"may" and "might" are nearly interchangeable. The sentence you cite would be equally correct with "might".
"might" is actually less ambiguous than "may", because "may" can mean "has/have permission" as well as "it is possible that".
permission: can, may
possibility: might, may
Can I help you? May I help you? (permission)
I might go shopping. I may go shopping. (possibility)
May I go shopping? Yes. You may go shopping. (permission)
Are you going shopping? I don't know. I may go shopping. (possibility)
"might" is typically only used for permission in reported speech, but even then many speakers do not necessarily change "may" to "might":
Original: He may leave. (permission)
Reported: I said he might leave. [ I said he may leave. ]
Using "might" (as with "could", "would", and "should") often sounds more polite as it tends to give a "distance" between the speaker and the listener. For example, I would never say, "May I go?" to a superior at work, as that seems too impolite. It would always be, "Might I go?"
Where are you from Ailian? "Might I go?" sounds very British. I would only ever say "May I go?" but we probably don't have the same separation of classes here in Australia.
I'm from Louisiana, USA, though I was raised by my extremely polite and proper Creole grandparents (http://en.wikipedia.org/wiki/Creole#New_Orleans_and_Louisiana_Creole
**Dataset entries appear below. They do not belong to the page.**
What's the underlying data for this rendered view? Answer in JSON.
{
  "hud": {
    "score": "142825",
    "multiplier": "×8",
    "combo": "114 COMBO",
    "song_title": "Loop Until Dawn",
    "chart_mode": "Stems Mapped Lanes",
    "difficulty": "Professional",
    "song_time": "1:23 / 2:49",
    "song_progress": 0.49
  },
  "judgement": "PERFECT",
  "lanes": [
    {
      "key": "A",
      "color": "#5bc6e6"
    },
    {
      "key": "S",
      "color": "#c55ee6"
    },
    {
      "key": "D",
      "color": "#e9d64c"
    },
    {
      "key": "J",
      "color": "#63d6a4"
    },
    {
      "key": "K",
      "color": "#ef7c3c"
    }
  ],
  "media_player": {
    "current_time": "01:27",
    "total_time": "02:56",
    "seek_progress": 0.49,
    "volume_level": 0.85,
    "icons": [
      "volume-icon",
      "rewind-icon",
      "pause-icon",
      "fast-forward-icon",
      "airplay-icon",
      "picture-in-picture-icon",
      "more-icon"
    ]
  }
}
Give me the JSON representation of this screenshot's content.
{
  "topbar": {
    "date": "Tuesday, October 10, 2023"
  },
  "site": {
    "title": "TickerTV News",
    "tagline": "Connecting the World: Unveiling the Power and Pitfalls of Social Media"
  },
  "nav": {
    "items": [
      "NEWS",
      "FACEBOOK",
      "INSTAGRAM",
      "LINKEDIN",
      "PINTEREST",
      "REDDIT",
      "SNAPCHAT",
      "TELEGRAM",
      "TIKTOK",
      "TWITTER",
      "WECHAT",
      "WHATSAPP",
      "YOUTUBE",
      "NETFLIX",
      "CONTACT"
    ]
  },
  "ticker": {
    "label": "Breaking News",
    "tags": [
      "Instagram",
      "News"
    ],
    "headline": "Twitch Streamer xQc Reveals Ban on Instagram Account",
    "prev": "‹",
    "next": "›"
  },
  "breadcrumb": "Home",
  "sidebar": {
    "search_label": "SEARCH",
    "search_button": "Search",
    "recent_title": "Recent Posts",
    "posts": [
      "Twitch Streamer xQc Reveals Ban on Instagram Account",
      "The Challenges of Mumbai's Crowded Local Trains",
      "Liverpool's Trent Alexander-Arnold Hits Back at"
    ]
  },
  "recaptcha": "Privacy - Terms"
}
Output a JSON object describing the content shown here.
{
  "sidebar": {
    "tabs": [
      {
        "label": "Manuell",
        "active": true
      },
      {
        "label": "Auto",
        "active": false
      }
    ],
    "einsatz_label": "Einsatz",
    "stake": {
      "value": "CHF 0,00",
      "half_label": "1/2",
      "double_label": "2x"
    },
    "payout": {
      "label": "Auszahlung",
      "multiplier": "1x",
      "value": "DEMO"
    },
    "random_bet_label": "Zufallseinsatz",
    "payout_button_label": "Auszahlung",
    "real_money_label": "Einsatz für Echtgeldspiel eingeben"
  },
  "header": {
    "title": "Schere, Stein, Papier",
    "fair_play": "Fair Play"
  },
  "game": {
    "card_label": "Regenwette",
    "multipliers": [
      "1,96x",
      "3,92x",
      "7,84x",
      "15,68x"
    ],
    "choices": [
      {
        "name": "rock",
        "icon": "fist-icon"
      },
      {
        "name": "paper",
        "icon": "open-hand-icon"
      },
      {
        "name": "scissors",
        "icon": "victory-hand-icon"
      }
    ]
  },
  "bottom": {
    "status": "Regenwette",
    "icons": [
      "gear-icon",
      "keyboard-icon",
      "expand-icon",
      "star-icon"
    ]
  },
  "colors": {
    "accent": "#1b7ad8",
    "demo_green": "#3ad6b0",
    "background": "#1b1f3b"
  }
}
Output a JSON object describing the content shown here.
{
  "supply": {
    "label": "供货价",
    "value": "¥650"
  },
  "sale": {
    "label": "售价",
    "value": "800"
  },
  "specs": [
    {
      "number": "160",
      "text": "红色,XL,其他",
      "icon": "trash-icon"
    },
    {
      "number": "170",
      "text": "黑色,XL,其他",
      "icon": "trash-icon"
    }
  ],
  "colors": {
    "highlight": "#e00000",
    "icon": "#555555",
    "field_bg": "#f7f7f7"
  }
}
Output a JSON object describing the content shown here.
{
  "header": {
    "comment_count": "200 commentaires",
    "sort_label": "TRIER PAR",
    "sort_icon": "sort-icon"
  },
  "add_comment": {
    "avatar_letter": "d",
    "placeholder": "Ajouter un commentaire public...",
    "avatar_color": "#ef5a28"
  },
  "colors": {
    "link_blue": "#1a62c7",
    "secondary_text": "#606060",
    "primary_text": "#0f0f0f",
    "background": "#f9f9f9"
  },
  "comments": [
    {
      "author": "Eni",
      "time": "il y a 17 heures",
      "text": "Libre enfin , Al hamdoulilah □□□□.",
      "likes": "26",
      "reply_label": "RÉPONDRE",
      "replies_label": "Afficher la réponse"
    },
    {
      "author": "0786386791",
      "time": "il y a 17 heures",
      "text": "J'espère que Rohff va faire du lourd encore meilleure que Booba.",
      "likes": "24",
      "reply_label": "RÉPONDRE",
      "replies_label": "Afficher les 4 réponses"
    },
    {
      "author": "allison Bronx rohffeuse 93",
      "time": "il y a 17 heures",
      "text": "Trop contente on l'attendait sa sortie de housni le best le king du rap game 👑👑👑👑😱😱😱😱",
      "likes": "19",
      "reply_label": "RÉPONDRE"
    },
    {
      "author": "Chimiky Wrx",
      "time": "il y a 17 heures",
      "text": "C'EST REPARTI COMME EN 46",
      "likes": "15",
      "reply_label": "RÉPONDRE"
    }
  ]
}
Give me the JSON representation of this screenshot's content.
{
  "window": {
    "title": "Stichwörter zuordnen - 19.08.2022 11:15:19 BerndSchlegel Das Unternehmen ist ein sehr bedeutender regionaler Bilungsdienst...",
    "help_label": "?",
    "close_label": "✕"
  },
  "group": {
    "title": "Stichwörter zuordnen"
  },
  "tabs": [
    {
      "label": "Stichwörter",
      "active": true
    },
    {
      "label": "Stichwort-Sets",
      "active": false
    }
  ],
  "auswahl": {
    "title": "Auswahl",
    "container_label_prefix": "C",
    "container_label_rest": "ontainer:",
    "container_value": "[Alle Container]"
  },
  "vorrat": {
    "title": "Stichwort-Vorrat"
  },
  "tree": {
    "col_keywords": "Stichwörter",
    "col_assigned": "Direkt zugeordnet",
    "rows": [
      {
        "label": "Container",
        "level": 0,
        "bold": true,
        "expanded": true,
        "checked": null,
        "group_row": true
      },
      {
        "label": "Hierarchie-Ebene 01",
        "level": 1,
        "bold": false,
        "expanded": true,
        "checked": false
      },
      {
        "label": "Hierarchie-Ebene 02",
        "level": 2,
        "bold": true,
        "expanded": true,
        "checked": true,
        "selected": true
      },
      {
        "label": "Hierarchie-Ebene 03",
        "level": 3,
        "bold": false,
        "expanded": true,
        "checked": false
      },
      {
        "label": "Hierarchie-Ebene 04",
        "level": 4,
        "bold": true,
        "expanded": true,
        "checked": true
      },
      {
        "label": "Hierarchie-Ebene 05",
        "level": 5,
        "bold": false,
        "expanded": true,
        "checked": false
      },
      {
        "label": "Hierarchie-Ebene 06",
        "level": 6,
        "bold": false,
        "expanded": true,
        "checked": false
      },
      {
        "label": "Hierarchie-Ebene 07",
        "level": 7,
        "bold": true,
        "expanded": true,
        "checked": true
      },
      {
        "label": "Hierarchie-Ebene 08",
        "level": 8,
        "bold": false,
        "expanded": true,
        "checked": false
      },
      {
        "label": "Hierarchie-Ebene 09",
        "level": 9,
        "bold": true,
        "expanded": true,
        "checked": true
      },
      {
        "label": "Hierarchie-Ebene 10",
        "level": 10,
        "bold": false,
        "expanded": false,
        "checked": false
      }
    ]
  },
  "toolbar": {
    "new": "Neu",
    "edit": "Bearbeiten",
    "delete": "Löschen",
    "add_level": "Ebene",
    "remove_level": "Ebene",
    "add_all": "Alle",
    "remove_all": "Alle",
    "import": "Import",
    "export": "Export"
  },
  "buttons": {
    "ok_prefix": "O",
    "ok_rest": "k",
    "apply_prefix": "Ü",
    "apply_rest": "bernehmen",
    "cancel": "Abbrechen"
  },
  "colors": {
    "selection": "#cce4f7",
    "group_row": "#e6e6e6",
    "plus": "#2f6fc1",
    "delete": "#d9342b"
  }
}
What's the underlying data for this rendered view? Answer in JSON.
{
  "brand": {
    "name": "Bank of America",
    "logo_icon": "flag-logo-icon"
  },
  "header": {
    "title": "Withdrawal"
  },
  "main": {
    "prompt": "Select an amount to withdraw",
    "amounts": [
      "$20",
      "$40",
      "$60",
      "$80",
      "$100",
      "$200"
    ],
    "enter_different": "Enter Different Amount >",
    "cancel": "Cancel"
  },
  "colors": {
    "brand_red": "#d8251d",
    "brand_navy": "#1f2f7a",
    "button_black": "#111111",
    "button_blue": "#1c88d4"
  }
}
). It's quite normal for others from my area as well as for Cajuns, from what I know, and we also continue to use the subjunctive ("if i were..." et al) and many (myself included) still use a voiceless labial-velar fricative (wh) rather than a voiced labial-velar approximate (w).